A painful ankle, often accompanied by swelling, can really put a damper on your week. Not only does it make getting around difficult, but it can be a sign of a medical issue that needs treatment before it becomes more serious. When experiencing unexplained ankle pain, it's always a good idea to make an appointment with an ankle doctor or podiatrist. Until your appointment, check out these five common causes of ankle pain to get a good handle on what may be causing yours.
If you're experiencing pain in your Achilles tendon after recently increasing your physical activity level, you may very well have Achilles tendinitis. This condition is actually an injury caused by straining and overusing the tendon that connects the back of your calf to your heel. Achilles Tendinitis commonly occurs when a runner suddenly increases their speed or distance, or when someone who previously didn't get much exercise starts playing basketball, tennis, or any sport that places strain on the heels.
If your ankle is suddenly extremely painful, red, and tender, and the pain seems to have come out of nowhere, you may have gout. Gout also often shows up as pain in the big toe. Untreated gout can become more serious and lead to joint damage, so it's important to get to a doctor if you suspect you have this condition. Luckily, gout is very treatable, usually through medication. Once treated, future gout flare-ups can be prevented through dietary and lifestyle changes.

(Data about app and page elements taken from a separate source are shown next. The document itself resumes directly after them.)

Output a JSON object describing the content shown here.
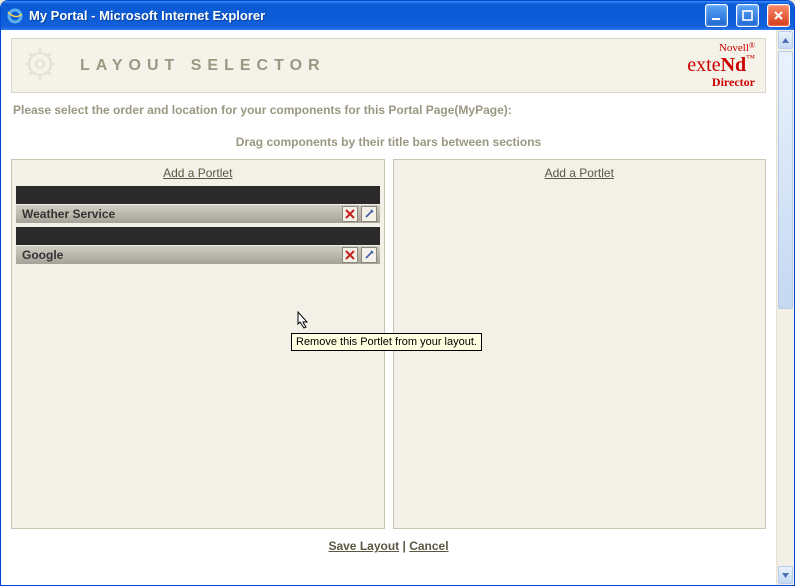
{
  "window": {
    "title": "My Portal - Microsoft Internet Explorer"
  },
  "header": {
    "title": "LAYOUT SELECTOR",
    "brand_line1": "Novell",
    "brand_line2a": "exte",
    "brand_line2b": "Nd",
    "brand_line3": "Director"
  },
  "instructions": {
    "line1": "Please select the order and location for your components for this Portal Page(MyPage):",
    "line2": "Drag components by their title bars between sections"
  },
  "sections": {
    "left": {
      "add_label": "Add a Portlet",
      "portlets": [
        {
          "title": "Weather Service"
        },
        {
          "title": "Google"
        }
      ]
    },
    "right": {
      "add_label": "Add a Portlet"
    }
  },
  "tooltip": "Remove this Portlet from your layout.",
  "footer": {
    "save": "Save Layout",
    "cancel": "Cancel",
    "sep": " | "
  }
}
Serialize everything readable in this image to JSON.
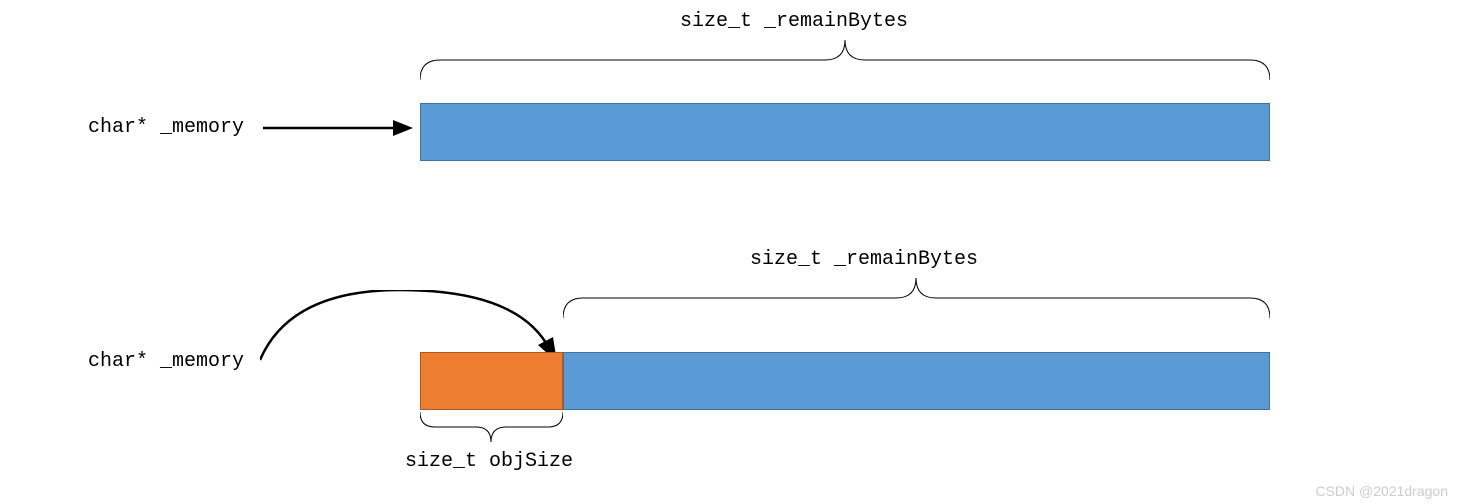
{
  "diagram1": {
    "pointerLabel": "char* _memory",
    "braceLabel": "size_t _remainBytes"
  },
  "diagram2": {
    "pointerLabel": "char* _memory",
    "braceLabel": "size_t _remainBytes",
    "objLabel": "size_t objSize"
  },
  "watermark": "CSDN @2021dragon",
  "colors": {
    "blue": "#5b9bd5",
    "blueBorder": "#41719c",
    "orange": "#ed7d31",
    "orangeBorder": "#ae5a21"
  }
}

Pain, tenderness and swelling at the back of your heel may be caused by bursitis. Bursitis happens when the fluid-filled sacs that cushion your joints and ligaments become irritated and inflamed. On your heel this is usually caused by overdoing a new workout regimen (especially one that involves a lot of jumping) or by repetitive kneeling, such as while gardening or doing home improvement projects like laying new tile. Bursitis can often be treated simply by resting the affected area, icing it, and taking anti-inflammatories.
If you've recently rolled or twisted your ankle while walking, running or playing sports, and are now experiencing ankle pain, you probably have a sprained ankle. A minor sprained ankle can often be treated at home but this depends on the severity of the sprain so it's always best to have it checked out by a podiatrist. A severely sprained ankle may require crutches or even physical therapy.
The thick band of tissue that runs across the bottom length of your foot is called the plantar fasciitis. When this band of tissue becomes injured it often results in severe heel pain, sometimes with accompanying pain on the soles of your feet. The pain of plantar fasciitis can be distinguished from other types of heel pain because it is normally a sharp, stabbing feeling that is especially pronounced when you first get up in the morning.
Plantar fasciitis is especially common in runners and dancers, but can also affect the overweight or anyone who regularly wears shoes that are too tight or don't offer adequate cushioning and support, especially if they're on their feet all day. Your doctor will be able to determine the severity of your plantar fasciitis and the appropriate treatment, which might include over-the-counter pain medication, physical therapy, custom-made arch supports for your shoes, steroid shots, and even surgery in some rare, severe cases.
If you're experiencing any of these five painful conditions, it's time to get to an ankle doctor. In the meantime, try to avoid putting too much weight or strain on your ankle and try to manage the pain with ibuprofen.